Misclassification of workers is a big concern for many small churches and nonprofits. If your organization is ever found in violation, the payroll tax liabilities including penalties and interest can be financially devastating.
Many small nonprofits and churches have the misconception that they are not under the same labor and employment laws the for-profit organizations are under. This can be a very costly mistake.
For churches, ministers are almost always considered employees of their churches and should be issued a W-2. However they are handled differently than "regular" employees. See this page for more instruction on handling a minister's payroll: Clergy Tax
Musicians, nursery workers and custodians are harder to properly classify. I have heard a range of different opinions, but it really comes down to your organization's unique circumstances. Most "experts" agree if the individual works full time for your organizations, they are usually considered employees.
There are exceptions to this rule though. For example, if you have a custodian that just works a couple hours a week on their own schedule and works unsupervised...that person may be classified as an independent contractor and issued a 1099 from your organization (if paid $600 or more in a calendar year). Same thing applies to nursery workers and musicians that just work a couple of hours a week.
To determine how to properly classify your worker, look at the degree of control and independence that exist between your organization and the individual preforming the service:
See these three categories spelled out in more detail on the IRS site in this article: Independent Contractor (Self-Employed) or Employee?
I know properly classifying these workers as employees can be an expensive and hard task for churches and nonprofits, especially the smaller ones that may not have the knowledge or personnel to process a payroll.
You have to complete and process payroll forms such as W-4s, I-9s, 941s, W-3 and W-2s, etc. In most states, churches are exempt from unemployment payroll taxes, but some are not, so a careful review of your state’s employment laws is always a necessity.
In many cases it is well worth the extra funds to hire a payroll processing company...AS long as they can prove they are familiar with church and clergy payroll tax regulations. Check with your local churches to see who they would recommend.

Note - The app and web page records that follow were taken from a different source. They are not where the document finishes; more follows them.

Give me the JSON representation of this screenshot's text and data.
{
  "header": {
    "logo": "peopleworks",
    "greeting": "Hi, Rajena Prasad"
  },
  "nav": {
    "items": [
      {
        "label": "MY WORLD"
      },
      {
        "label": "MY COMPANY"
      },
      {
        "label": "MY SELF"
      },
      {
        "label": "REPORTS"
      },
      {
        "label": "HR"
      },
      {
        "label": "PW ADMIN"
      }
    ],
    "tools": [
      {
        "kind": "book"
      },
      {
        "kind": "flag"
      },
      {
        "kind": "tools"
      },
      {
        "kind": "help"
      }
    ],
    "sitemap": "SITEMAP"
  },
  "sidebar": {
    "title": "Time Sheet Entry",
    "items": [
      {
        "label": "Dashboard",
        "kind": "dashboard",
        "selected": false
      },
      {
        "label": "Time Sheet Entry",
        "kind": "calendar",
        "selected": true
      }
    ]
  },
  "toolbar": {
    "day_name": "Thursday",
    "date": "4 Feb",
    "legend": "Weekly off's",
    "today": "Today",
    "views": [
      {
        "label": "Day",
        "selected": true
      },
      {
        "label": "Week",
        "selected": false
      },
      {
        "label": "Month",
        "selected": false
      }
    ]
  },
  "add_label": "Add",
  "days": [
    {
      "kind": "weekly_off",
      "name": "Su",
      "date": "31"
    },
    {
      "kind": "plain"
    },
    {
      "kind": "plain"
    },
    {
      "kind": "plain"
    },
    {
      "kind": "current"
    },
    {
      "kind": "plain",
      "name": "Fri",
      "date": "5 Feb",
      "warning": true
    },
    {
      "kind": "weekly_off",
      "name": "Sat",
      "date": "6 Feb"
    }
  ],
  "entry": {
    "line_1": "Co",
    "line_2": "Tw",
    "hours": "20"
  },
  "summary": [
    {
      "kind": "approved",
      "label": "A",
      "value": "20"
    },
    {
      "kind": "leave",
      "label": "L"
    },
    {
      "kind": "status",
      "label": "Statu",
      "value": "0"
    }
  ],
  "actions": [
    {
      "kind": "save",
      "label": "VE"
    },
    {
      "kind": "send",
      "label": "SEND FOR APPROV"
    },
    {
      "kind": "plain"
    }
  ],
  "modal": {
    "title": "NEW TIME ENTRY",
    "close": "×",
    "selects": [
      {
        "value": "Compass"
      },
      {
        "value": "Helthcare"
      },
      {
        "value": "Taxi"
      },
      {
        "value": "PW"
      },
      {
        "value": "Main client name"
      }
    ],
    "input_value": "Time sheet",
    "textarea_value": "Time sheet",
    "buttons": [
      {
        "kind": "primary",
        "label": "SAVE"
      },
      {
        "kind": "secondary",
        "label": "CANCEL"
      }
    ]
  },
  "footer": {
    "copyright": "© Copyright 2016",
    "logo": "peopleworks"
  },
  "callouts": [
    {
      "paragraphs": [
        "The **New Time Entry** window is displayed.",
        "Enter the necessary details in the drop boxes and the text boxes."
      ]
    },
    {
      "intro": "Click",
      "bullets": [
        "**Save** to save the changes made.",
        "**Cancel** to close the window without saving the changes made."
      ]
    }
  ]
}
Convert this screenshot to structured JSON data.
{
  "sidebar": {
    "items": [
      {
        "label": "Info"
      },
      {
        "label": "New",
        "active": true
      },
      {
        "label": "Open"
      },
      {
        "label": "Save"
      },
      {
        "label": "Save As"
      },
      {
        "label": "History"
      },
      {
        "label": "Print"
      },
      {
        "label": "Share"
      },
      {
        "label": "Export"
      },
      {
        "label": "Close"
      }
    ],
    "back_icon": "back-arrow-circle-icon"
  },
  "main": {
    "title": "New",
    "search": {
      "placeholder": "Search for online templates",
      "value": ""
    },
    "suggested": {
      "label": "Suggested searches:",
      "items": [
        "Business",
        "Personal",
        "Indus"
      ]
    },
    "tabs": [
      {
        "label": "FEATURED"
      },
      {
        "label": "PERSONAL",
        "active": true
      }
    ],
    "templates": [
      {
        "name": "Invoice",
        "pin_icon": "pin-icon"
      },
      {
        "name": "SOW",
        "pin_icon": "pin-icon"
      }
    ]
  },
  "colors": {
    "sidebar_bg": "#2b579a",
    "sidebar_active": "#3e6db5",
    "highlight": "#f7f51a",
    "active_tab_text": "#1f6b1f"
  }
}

With all of the payroll requirements is no wonder that many small churches choose to classify their workers as independent contractors; however, as I stated above ... such a misclassification of workers can be devastating for any church that ever has a the misfortune of being audited and found in violation. Remember, a blaring red flag for the IRS is an individual who receives one 1099 from the same organization every year.